Problem to solve -
Hand back all of the records exactly as they read.

Given information -

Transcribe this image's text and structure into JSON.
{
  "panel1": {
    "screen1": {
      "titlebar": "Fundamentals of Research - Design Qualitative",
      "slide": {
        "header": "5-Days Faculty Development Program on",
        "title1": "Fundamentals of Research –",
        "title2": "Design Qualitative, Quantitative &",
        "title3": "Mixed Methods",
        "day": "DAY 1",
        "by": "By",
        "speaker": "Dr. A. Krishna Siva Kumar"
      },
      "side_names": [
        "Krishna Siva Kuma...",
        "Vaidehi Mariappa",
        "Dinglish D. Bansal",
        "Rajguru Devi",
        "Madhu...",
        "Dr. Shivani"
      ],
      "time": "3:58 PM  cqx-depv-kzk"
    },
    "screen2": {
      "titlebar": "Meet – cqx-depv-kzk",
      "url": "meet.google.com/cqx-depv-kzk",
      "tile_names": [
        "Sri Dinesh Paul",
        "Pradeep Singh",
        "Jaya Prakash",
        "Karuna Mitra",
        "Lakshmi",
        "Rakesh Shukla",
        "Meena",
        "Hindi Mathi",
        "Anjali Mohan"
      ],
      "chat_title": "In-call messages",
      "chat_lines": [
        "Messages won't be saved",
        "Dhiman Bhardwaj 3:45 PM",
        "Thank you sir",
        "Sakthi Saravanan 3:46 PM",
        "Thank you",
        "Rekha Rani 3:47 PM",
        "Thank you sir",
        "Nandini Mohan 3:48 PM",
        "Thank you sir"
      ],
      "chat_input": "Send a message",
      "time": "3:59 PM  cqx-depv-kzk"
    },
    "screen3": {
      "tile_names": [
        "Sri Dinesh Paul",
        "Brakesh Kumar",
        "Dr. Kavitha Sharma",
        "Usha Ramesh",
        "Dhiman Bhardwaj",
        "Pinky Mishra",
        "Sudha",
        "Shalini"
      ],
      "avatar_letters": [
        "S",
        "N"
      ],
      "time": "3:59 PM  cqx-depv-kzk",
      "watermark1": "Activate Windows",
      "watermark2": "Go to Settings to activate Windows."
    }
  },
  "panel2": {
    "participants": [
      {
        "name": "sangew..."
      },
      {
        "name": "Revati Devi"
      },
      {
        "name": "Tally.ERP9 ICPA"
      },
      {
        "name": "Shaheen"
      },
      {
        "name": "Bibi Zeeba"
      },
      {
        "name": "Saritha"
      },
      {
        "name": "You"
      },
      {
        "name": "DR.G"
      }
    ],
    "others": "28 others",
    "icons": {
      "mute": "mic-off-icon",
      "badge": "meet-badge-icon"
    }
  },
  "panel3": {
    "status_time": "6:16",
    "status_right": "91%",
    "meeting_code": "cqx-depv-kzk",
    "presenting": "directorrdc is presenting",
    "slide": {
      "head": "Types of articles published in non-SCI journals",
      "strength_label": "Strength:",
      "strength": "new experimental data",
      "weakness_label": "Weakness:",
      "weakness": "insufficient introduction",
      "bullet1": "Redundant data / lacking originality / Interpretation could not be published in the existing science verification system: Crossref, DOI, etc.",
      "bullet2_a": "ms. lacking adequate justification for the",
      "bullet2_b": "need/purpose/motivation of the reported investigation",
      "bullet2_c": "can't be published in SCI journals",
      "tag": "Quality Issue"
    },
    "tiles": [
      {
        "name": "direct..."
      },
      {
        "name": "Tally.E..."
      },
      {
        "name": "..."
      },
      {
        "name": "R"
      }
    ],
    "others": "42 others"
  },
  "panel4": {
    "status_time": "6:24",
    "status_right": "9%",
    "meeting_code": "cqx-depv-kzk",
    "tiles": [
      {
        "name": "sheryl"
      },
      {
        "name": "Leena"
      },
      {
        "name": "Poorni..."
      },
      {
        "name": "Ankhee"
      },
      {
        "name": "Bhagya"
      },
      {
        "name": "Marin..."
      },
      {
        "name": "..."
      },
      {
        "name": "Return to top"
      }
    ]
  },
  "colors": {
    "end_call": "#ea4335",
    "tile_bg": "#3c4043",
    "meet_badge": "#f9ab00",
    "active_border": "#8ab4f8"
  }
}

Finished exercise -
Transcribe this image's text and structure into JSON.
{
  "panel1": {
    "screen1": {
      "titlebar": "Fundamentals of Research - Design Qualitative",
      "slide": {
        "header": "5-Days Faculty Development Program on",
        "title1": "Fundamentals of Research –",
        "title2": "Design Qualitative, Quantitative &",
        "title3": "Mixed Methods",
        "day": "DAY 1",
        "by": "By",
        "speaker": "Dr. A. Krishna Siva Kumar"
      },
      "side_names": [
        "Krishna Siva Kuma...",
        "Vaidehi Mariappa",
        "Dinglish D. Bansal",
        "Rajguru Devi",
        "Madhu...",
        "Dr. Shivani"
      ],
      "time": "3:58 PM  cqx-depv-kzk"
    },
    "screen2": {
      "titlebar": "Meet – cqx-depv-kzk",
      "url": "meet.google.com/cqx-depv-kzk",
      "tile_names": [
        "Sri Dinesh Paul",
        "Pradeep Singh",
        "Jaya Prakash",
        "Karuna Mitra",
        "Lakshmi",
        "Rakesh Shukla",
        "Meena",
        "Hindi Mathi",
        "Anjali Mohan"
      ],
      "chat_title": "In-call messages",
      "chat_lines": [
        "Messages won't be saved",
        "Dhiman Bhardwaj 3:45 PM",
        "Thank you sir",
        "Sakthi Saravanan 3:46 PM",
        "Thank you",
        "Rekha Rani 3:47 PM",
        "Thank you sir",
        "Nandini Mohan 3:48 PM",
        "Thank you sir"
      ],
      "chat_input": "Send a message",
      "time": "3:59 PM  cqx-depv-kzk"
    },
    "screen3": {
      "tile_names": [
        "Sri Dinesh Paul",
        "Brakesh Kumar",
        "Dr. Kavitha Sharma",
        "Usha Ramesh",
        "Dhiman Bhardwaj",
        "Pinky Mishra",
        "Sudha",
        "Shalini"
      ],
      "avatar_letters": [
        "S",
        "N"
      ],
      "time": "3:59 PM  cqx-depv-kzk",
      "watermark1": "Activate Windows",
      "watermark2": "Go to Settings to activate Windows."
    }
  },
  "panel2": {
    "participants": [
      {
        "name": "sangew..."
      },
      {
        "name": "Revati Devi"
      },
      {
        "name": "Tally.ERP9 ICPA"
      },
      {
        "name": "Shaheen"
      },
      {
        "name": "Bibi Zeeba"
      },
      {
        "name": "Saritha"
      },
      {
        "name": "You"
      },
      {
        "name": "DR.G"
      }
    ],
    "others": "28 others",
    "icons": {
      "mute": "mic-off-icon",
      "badge": "meet-badge-icon"
    }
  },
  "panel3": {
    "status_time": "6:16",
    "status_right": "91%",
    "meeting_code": "cqx-depv-kzk",
    "presenting": "directorrdc is presenting",
    "slide": {
      "head": "Types of articles published in non-SCI journals",
      "strength_label": "Strength:",
      "strength": "new experimental data",
      "weakness_label": "Weakness:",
      "weakness": "insufficient introduction",
      "bullet1": "Redundant data / lacking originality / Interpretation could not be published in the existing science verification system: Crossref, DOI, etc.",
      "bullet2_a": "ms. lacking adequate justification for the",
      "bullet2_b": "need/purpose/motivation of the reported investigation",
      "bullet2_c": "can't be published in SCI journals",
      "tag": "Quality Issue"
    },
    "tiles": [
      {
        "name": "direct..."
      },
      {
        "name": "Tally.E..."
      },
      {
        "name": "..."
      },
      {
        "name": "R"
      }
    ],
    "others": "42 others"
  },
  "panel4": {
    "status_time": "6:24",
    "status_right": "9%",
    "meeting_code": "cqx-depv-kzk",
    "tiles": [
      {
        "name": "sheryl"
      },
      {
        "name": "Leena"
      },
      {
        "name": "Poorni..."
      },
      {
        "name": "Ankhee"
      },
      {
        "name": "Bhagya"
      },
      {
        "name": "Marin..."
      },
      {
        "name": "..."
      },
      {
        "name": "Return to top"
      }
    ]
  },
  "colors": {
    "end_call": "#ea4335",
    "tile_bg": "#3c4043",
    "meet_badge": "#f9ab00",
    "active_border": "#8ab4f8"
  }
}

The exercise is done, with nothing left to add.